**Assignment**
Return, from the lines below, each one that includes the word "Details".

(Excerpts from an interface dataset)
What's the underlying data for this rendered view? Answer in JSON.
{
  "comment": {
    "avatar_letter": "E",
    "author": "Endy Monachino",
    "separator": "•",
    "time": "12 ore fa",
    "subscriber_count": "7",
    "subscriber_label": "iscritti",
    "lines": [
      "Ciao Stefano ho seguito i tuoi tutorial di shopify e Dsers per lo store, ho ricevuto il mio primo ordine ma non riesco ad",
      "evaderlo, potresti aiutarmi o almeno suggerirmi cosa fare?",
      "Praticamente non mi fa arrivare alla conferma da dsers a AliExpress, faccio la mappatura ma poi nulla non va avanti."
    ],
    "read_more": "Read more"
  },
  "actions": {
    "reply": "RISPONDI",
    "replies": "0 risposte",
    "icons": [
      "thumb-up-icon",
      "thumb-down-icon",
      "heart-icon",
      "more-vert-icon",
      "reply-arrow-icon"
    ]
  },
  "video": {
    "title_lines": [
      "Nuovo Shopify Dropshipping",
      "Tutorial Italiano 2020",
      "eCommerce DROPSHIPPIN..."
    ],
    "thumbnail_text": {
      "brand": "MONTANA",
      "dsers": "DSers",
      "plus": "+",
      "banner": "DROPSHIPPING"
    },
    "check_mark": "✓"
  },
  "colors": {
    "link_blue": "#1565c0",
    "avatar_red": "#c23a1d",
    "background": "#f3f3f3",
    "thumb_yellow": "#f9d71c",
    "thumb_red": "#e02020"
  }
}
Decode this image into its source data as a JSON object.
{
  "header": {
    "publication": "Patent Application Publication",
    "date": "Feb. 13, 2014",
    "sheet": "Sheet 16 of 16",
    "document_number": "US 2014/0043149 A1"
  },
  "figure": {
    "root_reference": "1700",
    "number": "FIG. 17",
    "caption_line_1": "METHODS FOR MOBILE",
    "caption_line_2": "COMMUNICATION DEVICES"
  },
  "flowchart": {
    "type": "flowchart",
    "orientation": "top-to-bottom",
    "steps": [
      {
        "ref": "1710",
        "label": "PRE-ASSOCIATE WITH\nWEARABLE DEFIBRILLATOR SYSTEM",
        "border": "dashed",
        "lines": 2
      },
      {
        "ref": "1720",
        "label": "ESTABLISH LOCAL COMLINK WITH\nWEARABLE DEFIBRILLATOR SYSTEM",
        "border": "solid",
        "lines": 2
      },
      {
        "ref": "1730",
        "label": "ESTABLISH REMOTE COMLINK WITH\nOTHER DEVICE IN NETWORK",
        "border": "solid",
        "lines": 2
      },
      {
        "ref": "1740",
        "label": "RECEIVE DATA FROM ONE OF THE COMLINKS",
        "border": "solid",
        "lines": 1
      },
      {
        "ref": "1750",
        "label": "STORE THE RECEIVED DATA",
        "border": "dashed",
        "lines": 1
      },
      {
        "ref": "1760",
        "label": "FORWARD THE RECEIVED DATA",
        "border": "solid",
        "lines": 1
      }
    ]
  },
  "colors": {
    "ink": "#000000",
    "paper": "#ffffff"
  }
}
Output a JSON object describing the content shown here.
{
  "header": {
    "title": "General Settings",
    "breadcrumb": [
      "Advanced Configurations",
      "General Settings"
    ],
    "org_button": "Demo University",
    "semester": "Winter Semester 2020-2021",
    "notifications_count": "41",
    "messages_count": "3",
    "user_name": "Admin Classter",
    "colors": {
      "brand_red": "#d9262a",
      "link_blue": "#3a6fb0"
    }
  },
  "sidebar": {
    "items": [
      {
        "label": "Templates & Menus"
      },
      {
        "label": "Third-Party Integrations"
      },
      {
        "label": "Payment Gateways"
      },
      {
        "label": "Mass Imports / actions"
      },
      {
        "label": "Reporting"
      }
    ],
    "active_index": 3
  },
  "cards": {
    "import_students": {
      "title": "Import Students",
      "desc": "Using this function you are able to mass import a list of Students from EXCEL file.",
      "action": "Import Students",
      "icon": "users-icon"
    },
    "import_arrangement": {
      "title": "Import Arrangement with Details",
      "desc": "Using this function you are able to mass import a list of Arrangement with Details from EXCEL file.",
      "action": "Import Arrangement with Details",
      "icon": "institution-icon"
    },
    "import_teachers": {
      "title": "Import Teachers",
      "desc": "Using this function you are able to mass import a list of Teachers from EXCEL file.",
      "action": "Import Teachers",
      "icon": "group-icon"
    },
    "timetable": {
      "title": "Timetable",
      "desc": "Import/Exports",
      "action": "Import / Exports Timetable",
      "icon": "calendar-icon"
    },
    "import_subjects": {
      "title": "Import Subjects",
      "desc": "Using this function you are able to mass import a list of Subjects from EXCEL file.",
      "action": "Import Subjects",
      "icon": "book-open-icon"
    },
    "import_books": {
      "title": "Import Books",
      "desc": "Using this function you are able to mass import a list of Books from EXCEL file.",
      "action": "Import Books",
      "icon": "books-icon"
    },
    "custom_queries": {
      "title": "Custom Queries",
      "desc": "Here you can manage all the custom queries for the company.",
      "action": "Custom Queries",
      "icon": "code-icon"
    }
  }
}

**Solved exercise**
      "title": "Import Arrangement with Details",
      "desc": "Using this function you are able to mass import a list of Arrangement with Details from EXCEL file.",
      "action": "Import Arrangement with Details",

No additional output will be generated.